Archery 101: How to tie a D-loop
One of the features of a compound set-up that makes it so accurate is the ability to use a mechanical release aid (rather than fingers) to pull, and then release, the bow string.
Release aids don’t attach directly to the string itself, though, instead securing to a D-loop that prevents wear and tear, through removing undue pressure – and ensures the arrow isn’t twisted or pressured by the string at full draw.
Because it’s the only connection between the archer drawing, aiming and releasing and string, having a quality and consistent D-loop is essential for successful shooting. Here’s how to tie your own…
To tie a D-loop, you will need:
- D-loop cord
- D-loop pliers
Cut a length of D-loop cord (roughly eight centimetres is a good amount to start with) and prepare it for tying. To do this, press the end of the cord until it frays, then heat it gently with a lighter until it catches flame.
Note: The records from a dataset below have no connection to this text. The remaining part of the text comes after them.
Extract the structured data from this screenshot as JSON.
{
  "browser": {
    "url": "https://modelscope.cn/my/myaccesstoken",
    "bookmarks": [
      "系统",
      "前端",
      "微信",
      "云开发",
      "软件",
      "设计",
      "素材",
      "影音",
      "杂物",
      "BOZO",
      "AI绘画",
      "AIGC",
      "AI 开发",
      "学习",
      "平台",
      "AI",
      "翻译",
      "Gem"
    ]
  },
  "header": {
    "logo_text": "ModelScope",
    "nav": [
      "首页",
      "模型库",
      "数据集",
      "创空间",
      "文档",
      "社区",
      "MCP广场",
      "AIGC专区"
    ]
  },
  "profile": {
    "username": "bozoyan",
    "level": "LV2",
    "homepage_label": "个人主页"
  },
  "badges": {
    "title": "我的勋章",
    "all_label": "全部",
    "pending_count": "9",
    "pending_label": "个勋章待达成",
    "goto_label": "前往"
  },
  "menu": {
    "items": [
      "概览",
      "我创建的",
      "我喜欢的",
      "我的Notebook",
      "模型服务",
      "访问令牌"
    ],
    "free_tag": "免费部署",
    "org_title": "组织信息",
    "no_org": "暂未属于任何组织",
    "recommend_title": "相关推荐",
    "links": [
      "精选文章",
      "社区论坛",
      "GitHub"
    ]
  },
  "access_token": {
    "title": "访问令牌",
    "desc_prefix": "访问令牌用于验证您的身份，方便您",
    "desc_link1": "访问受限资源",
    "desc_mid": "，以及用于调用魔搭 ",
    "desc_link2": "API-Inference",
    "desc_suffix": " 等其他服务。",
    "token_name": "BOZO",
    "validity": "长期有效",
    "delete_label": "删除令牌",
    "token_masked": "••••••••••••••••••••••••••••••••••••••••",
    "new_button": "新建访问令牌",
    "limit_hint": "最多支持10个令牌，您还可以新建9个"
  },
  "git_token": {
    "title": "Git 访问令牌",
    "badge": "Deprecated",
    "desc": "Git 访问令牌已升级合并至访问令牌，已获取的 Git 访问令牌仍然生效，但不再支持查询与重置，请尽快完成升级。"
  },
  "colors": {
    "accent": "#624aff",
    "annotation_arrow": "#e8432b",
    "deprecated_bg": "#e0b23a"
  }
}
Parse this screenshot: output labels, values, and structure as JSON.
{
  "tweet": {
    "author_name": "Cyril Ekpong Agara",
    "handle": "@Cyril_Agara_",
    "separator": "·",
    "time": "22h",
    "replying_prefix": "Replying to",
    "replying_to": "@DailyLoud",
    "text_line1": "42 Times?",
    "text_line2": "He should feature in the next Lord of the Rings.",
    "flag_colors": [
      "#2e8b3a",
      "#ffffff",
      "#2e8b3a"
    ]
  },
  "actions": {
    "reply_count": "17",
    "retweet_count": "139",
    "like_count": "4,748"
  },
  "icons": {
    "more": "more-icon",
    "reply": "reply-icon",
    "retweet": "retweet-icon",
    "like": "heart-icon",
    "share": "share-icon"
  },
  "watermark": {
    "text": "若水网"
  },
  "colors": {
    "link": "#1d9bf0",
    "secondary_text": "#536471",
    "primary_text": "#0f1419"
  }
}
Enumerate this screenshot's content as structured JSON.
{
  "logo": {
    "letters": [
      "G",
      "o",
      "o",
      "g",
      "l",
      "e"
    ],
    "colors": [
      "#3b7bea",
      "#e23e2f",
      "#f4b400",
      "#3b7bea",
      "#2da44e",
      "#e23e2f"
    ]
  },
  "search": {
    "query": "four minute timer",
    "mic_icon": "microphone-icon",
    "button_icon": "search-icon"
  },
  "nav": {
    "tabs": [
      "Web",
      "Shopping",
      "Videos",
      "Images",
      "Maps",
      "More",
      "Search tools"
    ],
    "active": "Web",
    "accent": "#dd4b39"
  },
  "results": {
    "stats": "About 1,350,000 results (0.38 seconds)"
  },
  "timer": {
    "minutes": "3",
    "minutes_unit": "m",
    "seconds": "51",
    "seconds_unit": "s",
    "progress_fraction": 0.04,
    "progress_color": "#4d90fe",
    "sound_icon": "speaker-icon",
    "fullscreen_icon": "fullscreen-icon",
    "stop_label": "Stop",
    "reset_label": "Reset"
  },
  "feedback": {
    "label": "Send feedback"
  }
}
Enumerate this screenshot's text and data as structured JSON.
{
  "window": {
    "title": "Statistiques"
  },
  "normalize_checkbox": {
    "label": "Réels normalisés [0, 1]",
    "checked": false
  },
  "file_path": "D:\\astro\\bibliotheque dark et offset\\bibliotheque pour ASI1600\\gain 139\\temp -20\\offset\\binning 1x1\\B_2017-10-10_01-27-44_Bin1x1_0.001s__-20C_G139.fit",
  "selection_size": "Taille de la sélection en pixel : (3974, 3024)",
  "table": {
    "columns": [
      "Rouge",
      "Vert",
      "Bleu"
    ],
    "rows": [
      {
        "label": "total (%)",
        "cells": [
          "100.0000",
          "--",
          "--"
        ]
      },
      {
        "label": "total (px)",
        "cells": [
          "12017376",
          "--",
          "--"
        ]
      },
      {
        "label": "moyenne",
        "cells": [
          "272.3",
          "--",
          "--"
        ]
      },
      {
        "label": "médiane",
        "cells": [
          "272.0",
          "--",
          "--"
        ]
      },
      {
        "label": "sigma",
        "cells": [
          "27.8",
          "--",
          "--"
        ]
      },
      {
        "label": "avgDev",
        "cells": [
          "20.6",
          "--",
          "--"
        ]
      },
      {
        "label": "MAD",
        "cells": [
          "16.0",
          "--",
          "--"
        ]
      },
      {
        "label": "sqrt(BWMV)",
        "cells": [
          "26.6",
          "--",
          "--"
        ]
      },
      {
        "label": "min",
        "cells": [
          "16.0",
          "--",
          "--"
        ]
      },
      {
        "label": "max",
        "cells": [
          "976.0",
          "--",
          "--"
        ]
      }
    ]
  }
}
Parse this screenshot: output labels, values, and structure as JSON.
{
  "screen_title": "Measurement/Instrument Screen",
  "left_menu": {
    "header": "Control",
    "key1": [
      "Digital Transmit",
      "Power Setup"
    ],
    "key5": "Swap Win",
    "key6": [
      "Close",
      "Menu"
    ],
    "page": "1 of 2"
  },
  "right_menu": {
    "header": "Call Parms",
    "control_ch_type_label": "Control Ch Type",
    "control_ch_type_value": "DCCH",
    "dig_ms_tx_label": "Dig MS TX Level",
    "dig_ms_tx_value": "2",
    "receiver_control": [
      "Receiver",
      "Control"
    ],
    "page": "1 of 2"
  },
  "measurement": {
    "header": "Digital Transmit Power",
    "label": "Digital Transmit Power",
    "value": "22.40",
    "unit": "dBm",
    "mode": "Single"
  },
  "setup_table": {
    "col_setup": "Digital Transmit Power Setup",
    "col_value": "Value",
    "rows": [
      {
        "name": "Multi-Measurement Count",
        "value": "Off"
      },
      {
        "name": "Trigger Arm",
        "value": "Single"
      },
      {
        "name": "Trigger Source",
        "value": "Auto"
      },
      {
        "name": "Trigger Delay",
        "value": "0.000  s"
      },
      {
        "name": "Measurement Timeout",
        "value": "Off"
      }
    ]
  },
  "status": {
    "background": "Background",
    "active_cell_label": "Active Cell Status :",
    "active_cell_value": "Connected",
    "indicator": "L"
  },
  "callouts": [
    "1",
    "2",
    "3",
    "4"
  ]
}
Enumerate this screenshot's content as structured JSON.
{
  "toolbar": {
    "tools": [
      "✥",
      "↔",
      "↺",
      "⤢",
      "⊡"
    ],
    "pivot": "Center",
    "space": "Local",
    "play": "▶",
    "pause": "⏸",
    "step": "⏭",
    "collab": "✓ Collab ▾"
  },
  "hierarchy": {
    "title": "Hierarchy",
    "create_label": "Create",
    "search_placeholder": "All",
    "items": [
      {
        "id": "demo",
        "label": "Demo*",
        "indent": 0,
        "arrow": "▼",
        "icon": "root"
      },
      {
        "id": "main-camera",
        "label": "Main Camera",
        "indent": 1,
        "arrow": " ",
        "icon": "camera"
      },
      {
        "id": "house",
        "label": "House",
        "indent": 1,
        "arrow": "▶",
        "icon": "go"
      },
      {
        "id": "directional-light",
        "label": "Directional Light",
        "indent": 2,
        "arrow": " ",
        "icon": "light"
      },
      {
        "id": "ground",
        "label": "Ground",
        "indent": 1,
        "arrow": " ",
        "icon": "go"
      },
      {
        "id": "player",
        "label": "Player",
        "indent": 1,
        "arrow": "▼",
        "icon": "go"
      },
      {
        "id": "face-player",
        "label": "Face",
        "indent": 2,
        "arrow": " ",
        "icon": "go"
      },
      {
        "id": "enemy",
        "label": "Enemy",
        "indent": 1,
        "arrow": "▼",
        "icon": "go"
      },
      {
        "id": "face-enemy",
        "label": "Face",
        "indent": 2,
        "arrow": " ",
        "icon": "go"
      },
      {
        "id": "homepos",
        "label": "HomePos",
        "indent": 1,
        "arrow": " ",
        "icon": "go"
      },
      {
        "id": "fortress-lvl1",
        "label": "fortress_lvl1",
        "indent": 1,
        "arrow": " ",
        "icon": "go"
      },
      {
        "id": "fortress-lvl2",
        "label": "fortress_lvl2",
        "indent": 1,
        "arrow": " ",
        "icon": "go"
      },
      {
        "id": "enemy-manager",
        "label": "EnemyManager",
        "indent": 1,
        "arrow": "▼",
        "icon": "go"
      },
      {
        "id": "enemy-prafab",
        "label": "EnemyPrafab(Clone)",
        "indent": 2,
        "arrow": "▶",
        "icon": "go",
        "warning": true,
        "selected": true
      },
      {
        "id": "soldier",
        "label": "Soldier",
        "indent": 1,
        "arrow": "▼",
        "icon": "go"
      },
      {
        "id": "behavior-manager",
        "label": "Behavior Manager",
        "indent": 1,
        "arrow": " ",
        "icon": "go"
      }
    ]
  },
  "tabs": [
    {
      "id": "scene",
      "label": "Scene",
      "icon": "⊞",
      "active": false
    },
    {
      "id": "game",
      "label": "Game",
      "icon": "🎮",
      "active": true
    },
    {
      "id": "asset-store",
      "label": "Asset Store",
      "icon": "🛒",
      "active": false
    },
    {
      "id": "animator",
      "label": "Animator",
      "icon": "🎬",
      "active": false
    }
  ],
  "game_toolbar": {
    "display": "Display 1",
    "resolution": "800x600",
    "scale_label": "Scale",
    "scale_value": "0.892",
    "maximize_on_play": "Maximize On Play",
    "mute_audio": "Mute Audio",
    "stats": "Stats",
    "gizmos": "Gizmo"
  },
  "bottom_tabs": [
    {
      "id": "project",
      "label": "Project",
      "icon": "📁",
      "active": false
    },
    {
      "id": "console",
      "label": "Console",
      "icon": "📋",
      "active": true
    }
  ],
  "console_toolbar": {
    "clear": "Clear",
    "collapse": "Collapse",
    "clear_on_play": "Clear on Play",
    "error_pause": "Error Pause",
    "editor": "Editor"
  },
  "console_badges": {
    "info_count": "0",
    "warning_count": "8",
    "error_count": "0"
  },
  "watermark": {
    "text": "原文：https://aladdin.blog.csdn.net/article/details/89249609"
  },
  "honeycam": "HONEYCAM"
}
As soon as this happens, blow out the flame and quickly press the hot end of the cord onto a flat, non-flammable surface. A mushroom shape will form at the end of the cord.
Repeat the process on the other end of the cord.
Prepare your string with a nocking point (one point is necessary, a second is optional). See the article on how to tie a nocking point if you need to learn this.
Curve the nocking point over the string, above the nocking point, with the bulge facing away from the riser.
Loop the two ends of the cord underneath the string and back through the loop of the cord.
Pull one of the end of the cord until the loop tightens around the string. The mushroom should be wide enough so that it catches when pulled tight, and doesn’t pull through the loop.
Pull it really tight!
Loop the free end of the cord around the nocking point to start the bottom anchor for the D-loop.
Push the cord under the string, and back through the loop.
Push the cord behind the string once again, then loop it back under itself, allowing the mushroom to catch inside the loose knot that has formed.
Tighten the knot, and make sure it’s secure, by pushing a hex key up and away from the string to stretch the loop out.
You’ll need to make sure you leave enough space for the nock of the arrow here – and the easiest way to do that is to attach a (slightly bigger) nock to the string while you’re securing it.
Make any adjustments to the D-loop’s alignment by shuffling the knots, then use D-loop pliers to firm the knots up. (Attach a nock here, too, if you want to be sure you’ve left enough space.)
Now your D-loop is ready to shoot!